'Pos Island' 2006 55710 dwt -
'Genco Predator' 2005 55407 dwt dely Japan 28/30 January trip via Nopac redel Singapore-Japan $3750 daily - EBC 'Grigorpan' 2002 53806 dwt dely Hoh Chi Minh City 30 Jan/3 Feb trip redel Singapore $4000 daily - Nasbulk (Nasco) 'Tai Hawk' 2005 52686 dwt dely West Coast India early February trip redel China $9000 daily - cnr - 'Medi Cebu' Cargill relet 2002 52239 dwt dely aps Indonesia 1/6 February trip redel India $4800 daily - Eitzen 'Song Hai' Cosbulk relet 1998 47201 dwt dely Thailand 2/10 February 2-3 laden legs 80/100 days redel India-Japan $5500 daily - Armada Switzerland 'Expander' 2000 46634 dwt dely passing Canakkale early February trip via Black Sea redel Singapore-Japan $5500 daily - WBC - 22/01> 'Sheng Qiang' Cosco HK relet 1998 45706 dwt dely USGulf 27 Jan/1 Feb trip redel Skaw/Morocco $7000 daily - Armada Switzerland 'Ace Glory' 1988 42304 dwt dely Belem 23/29 January trip redel South-east Asia $5750 daily - cnr - 'Kee Lung' 1985 37389 dwt dely aps Richards Bay early February trip redel Pakistan $4750 daily - Shadab -
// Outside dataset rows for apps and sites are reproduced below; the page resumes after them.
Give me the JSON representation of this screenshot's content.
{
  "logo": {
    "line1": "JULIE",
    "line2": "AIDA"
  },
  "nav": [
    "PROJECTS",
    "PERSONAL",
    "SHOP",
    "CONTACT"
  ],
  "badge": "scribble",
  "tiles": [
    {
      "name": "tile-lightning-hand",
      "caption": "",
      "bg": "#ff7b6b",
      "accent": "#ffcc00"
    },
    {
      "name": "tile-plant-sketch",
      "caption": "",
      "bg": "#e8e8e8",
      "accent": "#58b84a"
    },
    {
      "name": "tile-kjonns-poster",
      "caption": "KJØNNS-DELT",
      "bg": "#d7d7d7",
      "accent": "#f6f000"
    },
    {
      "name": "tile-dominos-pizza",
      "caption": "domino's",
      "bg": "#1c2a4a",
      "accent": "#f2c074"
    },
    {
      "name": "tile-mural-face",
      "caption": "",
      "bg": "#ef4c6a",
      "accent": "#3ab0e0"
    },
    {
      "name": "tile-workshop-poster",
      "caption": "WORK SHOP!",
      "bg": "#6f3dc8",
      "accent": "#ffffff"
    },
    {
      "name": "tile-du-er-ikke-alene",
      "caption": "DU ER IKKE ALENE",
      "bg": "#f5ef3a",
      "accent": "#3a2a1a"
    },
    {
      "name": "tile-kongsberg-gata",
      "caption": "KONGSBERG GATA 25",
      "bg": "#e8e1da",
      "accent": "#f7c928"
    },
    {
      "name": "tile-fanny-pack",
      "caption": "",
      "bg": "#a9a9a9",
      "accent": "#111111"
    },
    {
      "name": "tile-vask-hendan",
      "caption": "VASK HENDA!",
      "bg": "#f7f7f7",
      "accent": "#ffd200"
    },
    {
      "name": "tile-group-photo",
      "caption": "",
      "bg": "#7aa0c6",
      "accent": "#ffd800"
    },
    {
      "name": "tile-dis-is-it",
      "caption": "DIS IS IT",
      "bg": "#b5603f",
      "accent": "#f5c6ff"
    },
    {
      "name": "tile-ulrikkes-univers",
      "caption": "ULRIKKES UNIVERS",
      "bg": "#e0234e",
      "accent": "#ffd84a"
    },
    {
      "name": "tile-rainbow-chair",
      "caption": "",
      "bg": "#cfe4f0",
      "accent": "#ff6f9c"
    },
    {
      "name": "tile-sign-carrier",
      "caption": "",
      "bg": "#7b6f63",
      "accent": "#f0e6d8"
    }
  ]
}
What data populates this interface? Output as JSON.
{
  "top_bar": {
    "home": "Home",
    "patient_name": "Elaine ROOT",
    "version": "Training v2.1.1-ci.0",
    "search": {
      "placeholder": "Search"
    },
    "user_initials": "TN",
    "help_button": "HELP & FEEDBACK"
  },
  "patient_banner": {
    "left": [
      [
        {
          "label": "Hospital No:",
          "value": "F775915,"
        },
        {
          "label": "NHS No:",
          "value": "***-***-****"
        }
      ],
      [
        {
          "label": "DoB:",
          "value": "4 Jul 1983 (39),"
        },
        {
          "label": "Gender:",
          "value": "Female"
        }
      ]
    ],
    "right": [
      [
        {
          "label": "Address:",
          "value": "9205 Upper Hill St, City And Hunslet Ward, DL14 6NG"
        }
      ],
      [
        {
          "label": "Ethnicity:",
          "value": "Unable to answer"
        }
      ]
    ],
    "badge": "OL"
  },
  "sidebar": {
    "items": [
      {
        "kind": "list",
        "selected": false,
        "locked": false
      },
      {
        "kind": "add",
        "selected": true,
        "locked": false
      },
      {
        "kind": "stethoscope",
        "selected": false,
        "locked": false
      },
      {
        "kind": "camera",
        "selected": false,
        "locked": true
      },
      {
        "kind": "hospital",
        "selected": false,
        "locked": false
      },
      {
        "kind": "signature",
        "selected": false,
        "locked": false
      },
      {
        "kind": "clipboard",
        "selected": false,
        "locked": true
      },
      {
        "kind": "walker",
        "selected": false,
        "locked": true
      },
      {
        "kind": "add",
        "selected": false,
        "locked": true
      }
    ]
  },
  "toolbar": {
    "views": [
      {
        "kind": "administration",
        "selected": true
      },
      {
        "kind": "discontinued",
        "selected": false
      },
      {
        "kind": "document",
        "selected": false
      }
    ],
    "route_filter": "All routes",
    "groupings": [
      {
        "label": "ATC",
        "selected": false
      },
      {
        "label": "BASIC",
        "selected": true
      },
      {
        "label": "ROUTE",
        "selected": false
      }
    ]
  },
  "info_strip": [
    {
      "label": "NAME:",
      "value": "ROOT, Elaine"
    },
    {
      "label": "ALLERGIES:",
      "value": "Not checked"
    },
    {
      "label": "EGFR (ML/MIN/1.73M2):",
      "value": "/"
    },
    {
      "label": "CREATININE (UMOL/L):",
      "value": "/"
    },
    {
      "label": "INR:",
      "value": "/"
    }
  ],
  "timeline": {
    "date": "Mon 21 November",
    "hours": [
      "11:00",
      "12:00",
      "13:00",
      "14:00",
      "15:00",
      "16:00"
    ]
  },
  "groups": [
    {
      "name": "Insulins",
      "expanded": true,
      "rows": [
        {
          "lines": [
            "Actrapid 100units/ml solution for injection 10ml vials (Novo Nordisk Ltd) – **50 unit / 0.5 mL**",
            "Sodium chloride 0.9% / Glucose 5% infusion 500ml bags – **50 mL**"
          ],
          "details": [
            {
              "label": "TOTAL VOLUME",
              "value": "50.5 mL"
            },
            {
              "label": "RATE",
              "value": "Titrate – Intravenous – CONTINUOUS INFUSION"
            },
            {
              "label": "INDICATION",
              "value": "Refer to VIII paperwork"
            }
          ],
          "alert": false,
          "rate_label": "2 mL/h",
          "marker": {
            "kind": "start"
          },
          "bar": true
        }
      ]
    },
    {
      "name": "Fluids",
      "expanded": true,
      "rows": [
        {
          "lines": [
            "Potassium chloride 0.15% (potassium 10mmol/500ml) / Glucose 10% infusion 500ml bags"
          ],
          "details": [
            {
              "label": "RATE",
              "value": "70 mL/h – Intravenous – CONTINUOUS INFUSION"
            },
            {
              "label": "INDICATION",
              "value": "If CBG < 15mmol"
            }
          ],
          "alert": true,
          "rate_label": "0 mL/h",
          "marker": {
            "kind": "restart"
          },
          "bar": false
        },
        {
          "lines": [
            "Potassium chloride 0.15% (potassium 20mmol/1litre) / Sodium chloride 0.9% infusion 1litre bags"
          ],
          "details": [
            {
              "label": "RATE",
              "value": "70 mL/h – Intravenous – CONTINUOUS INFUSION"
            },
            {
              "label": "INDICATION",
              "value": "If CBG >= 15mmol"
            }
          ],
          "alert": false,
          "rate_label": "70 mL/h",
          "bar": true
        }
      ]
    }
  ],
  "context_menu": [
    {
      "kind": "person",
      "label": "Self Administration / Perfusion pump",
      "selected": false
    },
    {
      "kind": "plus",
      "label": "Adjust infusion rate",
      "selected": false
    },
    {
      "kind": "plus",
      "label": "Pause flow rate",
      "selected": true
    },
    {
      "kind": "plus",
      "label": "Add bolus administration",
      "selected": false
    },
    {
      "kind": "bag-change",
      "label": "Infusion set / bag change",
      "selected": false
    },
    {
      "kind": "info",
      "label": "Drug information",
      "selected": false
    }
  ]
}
'Olympius' 2004 160000/10 Dampier/Qingdao 10/20 Feb $6.10 fio scale/30000sc
'Eurydice D' 1985 140000/10 Saldanha Bay/Qingdao 5/10 Feb $10.50 fio
scale/30000sc - Kumba
'Bulk Leher' 1992 150000/10 Newcastle/Mailiao 10/20 Feb $7.95 fio
35000sc/30000sc - BHP Billiton
'Sanko Oasis' 1995 150000/10 Hay Point/Fangcheng 15/25 Feb approx $7.10 fio
50000sc/25000sc - BHP Billiton
TBN 22500/ min/max maize south Brazil/Morocco 3/8 Feb $22.50 fio 5000/3000 -